3. We all know that Bears pick up a lot of yards and score a lot of points (42.3 ppg), yet defensively they give up 40 points and 283.8 rushing ypg. How vulnerable are the Bears to the run game?
Especially when teams can peel back the interior – double-teaming James Looney, for instance – Cal is incredibly vulnerable to the run game. The biggest issue has been second-level fits, and after that, tackling. Texas ran all over the Bears with their big backs, as Oregon State did with 6-foot-3, 240-pound Ryan Nall. When dealing with smaller backs – like San Diego State’s Donnel Pumphrey – Cal’s not been able to get a solid handle on getting them to the ground. With backs who are in between those two extremes, though, like those of Utah and Arizona State, the Bears’ tackling has been much more secure, and their gap integrity that much stronger. But, after giving up 474 yards to the Beavers, the gains Cal made against the Sun Devils and Utes have fallen by the wayside. Cal has allowed 85 plays of 10 yards or more this season, and given Oregon’s propensity for big plays, and the Bears’ inability to tackle, it doesn’t look very good for the Cal defense.
4. Cal passing defense allows 210.8 ypg, which isn’t all that bad, but does the Cal passing defense rise to the occasion against a true freshman (Justin Herbert) starting his second game?
Even given the injuries the Bears have sustained – losing starting safeties Griffin Piatt (injury retirement) and Damariay Drew (ACL), and then replacement starter Evan Rambo (ACL), safety-turned-linebacker Derron Brown (hand) and nickel Trey Turner (he’s tweeted in recent days that he’s on the comeback trail, but from what, we do not know) – the secondary has not been the bane of Cal’s defense, given how porous they’ve been against the run. Teams haven’t needed to go to the air to get yards against the Bears, so not many have tried (I suspect we’ll see that more with Washington and UCLA in the coming weeks). All that said, Darius Allensworth and Marloshawn Franklin have been very good on the outside, Luke Rubenzer is a ball hawk, and Jaylinn Hawkins has been a very, very pleasant surprise at safety, after moving from corner. Because Cal’s offense uses a lot of perimeter passes in the quick and screen game, I think that should prepare them, and the nickel backs, for what Oregon’s going to do in the passing game.
5. As you know, Oregon has a no media allowed in practice policy so that makes transparency a big question this year. How is Cal in its relations with media?

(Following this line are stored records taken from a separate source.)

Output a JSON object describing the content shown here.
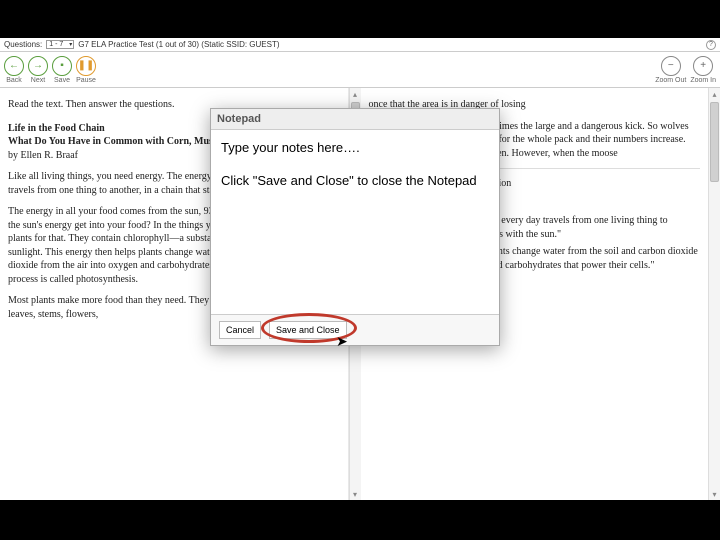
{
  "statusbar": {
    "questions_label": "Questions:",
    "questions_range": "1 - 7",
    "test_title": "G7 ELA Practice Test (1 out of 30)   (Static SSID: GUEST)"
  },
  "toolbar": {
    "back": "Back",
    "next": "Next",
    "save": "Save",
    "pause": "Pause",
    "zoom_out": "Zoom Out",
    "zoom_in": "Zoom In"
  },
  "left_pane": {
    "instruction": "Read the text. Then answer the questions.",
    "title": "Life in the Food Chain",
    "subtitle": "What Do You Have in Common with Corn, Mushrooms, Cows, and Grass?",
    "byline": "by Ellen R. Braaf",
    "p1": "Like all living things, you need energy. The energy you use to live every day travels from one thing to another, in a chain that starts with the sun.",
    "p2": "The energy in all your food comes from the sun, 93 million miles away. How did the sun's energy get into your food? In the things you eat? You can thank green plants for that. They contain chlorophyll—a substance that captures energy in sunlight. This energy then helps plants change water from the soil and carbon dioxide from the air into oxygen and carbohydrates that power their cells. This process is called photosynthesis.",
    "p3": "Most plants make more food than they need. They store the extra in their roots, leaves, stems, flowers,"
  },
  "right_pane": {
    "p1_frag": "once that the area is in danger of losing",
    "p2": "between predator and prey. Ten times the large and a dangerous kick. So wolves prey on old hunting means food for the whole pack and their numbers increase. More wolves mean more get eaten. However, when the moose",
    "question_stem1": "passage best support the conclusion",
    "question_stem2": "od chain?",
    "choice_a": "\"The energy you use to live every day travels from one living thing to another, in a chain that starts with the sun.\"",
    "choice_b": "\"This energy then helps plants change water from the soil and carbon dioxide from the air into oxygen and carbohydrates that power their cells.\""
  },
  "notepad": {
    "header": "Notepad",
    "line1": "Type your notes here….",
    "line2": "Click \"Save and Close\" to close the Notepad",
    "cancel": "Cancel",
    "save_close": "Save and Close"
  }
}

Sonny Dykes and his staff have been pretty open. We get to see one full practice per week (save for this week), and get access to Dykes four times a week – Sunday nights, Tuesday pressers, Thursday after practice and of course, after games. We get assistant coaches and players whenever we want over the course of the week, save for players who may or may not be hurt. Dykes has generally been relatively open with injury news, in that he will actually speak on them to an extent -- we don’t quite know how healthy Chad Hansen is, but we do know that he’s doing more and more each day, and we also don’t know about Turner, but I expect we’ll find out on Thursday.